### Recorded data

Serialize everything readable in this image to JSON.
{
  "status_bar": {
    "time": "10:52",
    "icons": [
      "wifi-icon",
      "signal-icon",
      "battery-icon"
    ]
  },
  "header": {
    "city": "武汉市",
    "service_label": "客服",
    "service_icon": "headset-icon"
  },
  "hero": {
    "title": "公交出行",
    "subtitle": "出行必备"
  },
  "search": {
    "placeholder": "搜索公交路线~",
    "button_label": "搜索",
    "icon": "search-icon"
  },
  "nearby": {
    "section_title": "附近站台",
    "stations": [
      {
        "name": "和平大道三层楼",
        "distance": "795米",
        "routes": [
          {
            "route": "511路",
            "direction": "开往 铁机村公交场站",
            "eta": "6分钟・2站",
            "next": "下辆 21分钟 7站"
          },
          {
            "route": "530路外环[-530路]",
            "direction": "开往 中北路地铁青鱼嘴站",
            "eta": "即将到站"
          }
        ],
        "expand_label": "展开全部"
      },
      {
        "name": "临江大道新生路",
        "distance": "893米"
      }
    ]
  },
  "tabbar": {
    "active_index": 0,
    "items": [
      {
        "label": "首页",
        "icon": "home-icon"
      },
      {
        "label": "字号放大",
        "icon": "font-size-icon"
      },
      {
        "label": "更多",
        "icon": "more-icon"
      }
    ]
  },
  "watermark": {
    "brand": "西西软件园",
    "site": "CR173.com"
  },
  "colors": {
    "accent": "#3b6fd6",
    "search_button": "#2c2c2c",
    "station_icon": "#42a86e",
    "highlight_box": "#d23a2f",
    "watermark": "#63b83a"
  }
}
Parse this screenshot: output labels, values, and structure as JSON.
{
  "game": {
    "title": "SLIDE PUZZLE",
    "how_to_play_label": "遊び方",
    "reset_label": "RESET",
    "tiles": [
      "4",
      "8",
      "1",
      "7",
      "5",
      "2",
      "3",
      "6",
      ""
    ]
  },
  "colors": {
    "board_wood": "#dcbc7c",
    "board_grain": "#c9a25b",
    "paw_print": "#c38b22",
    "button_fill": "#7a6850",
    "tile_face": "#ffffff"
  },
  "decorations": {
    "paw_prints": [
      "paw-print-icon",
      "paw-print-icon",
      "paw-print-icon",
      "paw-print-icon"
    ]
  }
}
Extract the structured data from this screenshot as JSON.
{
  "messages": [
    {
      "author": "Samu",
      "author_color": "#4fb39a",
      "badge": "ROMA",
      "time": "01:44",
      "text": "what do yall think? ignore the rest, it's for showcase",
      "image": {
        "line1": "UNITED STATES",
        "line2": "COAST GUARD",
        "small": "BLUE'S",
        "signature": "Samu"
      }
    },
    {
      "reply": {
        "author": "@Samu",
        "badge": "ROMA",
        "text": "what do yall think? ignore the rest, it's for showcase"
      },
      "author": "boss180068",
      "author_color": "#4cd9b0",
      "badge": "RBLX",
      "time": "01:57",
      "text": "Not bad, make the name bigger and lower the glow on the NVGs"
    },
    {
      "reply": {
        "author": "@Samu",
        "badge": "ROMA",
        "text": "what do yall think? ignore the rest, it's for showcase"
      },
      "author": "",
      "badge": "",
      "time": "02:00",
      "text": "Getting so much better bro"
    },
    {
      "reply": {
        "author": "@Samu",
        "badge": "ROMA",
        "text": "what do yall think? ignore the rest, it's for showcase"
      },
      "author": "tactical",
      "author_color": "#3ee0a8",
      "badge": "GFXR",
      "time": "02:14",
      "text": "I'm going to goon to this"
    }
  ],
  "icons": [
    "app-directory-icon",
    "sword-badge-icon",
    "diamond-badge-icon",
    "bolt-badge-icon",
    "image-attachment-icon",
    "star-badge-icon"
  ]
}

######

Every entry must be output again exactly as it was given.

Serialize everything readable in this image to JSON.
{
  "status_bar": {
    "time": "10:52",
    "icons": [
      "wifi-icon",
      "signal-icon",
      "battery-icon"
    ]
  },
  "header": {
    "city": "武汉市",
    "service_label": "客服",
    "service_icon": "headset-icon"
  },
  "hero": {
    "title": "公交出行",
    "subtitle": "出行必备"
  },
  "search": {
    "placeholder": "搜索公交路线~",
    "button_label": "搜索",
    "icon": "search-icon"
  },
  "nearby": {
    "section_title": "附近站台",
    "stations": [
      {
        "name": "和平大道三层楼",
        "distance": "795米",
        "routes": [
          {
            "route": "511路",
            "direction": "开往 铁机村公交场站",
            "eta": "6分钟・2站",
            "next": "下辆 21分钟 7站"
          },
          {
            "route": "530路外环[-530路]",
            "direction": "开往 中北路地铁青鱼嘴站",
            "eta": "即将到站"
          }
        ],
        "expand_label": "展开全部"
      },
      {
        "name": "临江大道新生路",
        "distance": "893米"
      }
    ]
  },
  "tabbar": {
    "active_index": 0,
    "items": [
      {
        "label": "首页",
        "icon": "home-icon"
      },
      {
        "label": "字号放大",
        "icon": "font-size-icon"
      },
      {
        "label": "更多",
        "icon": "more-icon"
      }
    ]
  },
  "watermark": {
    "brand": "西西软件园",
    "site": "CR173.com"
  },
  "colors": {
    "accent": "#3b6fd6",
    "search_button": "#2c2c2c",
    "station_icon": "#42a86e",
    "highlight_box": "#d23a2f",
    "watermark": "#63b83a"
  }
}
Parse this screenshot: output labels, values, and structure as JSON.
{
  "game": {
    "title": "SLIDE PUZZLE",
    "how_to_play_label": "遊び方",
    "reset_label": "RESET",
    "tiles": [
      "4",
      "8",
      "1",
      "7",
      "5",
      "2",
      "3",
      "6",
      ""
    ]
  },
  "colors": {
    "board_wood": "#dcbc7c",
    "board_grain": "#c9a25b",
    "paw_print": "#c38b22",
    "button_fill": "#7a6850",
    "tile_face": "#ffffff"
  },
  "decorations": {
    "paw_prints": [
      "paw-print-icon",
      "paw-print-icon",
      "paw-print-icon",
      "paw-print-icon"
    ]
  }
}
Extract the structured data from this screenshot as JSON.
{
  "messages": [
    {
      "author": "Samu",
      "author_color": "#4fb39a",
      "badge": "ROMA",
      "time": "01:44",
      "text": "what do yall think? ignore the rest, it's for showcase",
      "image": {
        "line1": "UNITED STATES",
        "line2": "COAST GUARD",
        "small": "BLUE'S",
        "signature": "Samu"
      }
    },
    {
      "reply": {
        "author": "@Samu",
        "badge": "ROMA",
        "text": "what do yall think? ignore the rest, it's for showcase"
      },
      "author": "boss180068",
      "author_color": "#4cd9b0",
      "badge": "RBLX",
      "time": "01:57",
      "text": "Not bad, make the name bigger and lower the glow on the NVGs"
    },
    {
      "reply": {
        "author": "@Samu",
        "badge": "ROMA",
        "text": "what do yall think? ignore the rest, it's for showcase"
      },
      "author": "",
      "badge": "",
      "time": "02:00",
      "text": "Getting so much better bro"
    },
    {
      "reply": {
        "author": "@Samu",
        "badge": "ROMA",
        "text": "what do yall think? ignore the rest, it's for showcase"
      },
      "author": "tactical",
      "author_color": "#3ee0a8",
      "badge": "GFXR",
      "time": "02:14",
      "text": "I'm going to goon to this"
    }
  ],
  "icons": [
    "app-directory-icon",
    "sword-badge-icon",
    "diamond-badge-icon",
    "bolt-badge-icon",
    "image-attachment-icon",
    "star-badge-icon"
  ]
}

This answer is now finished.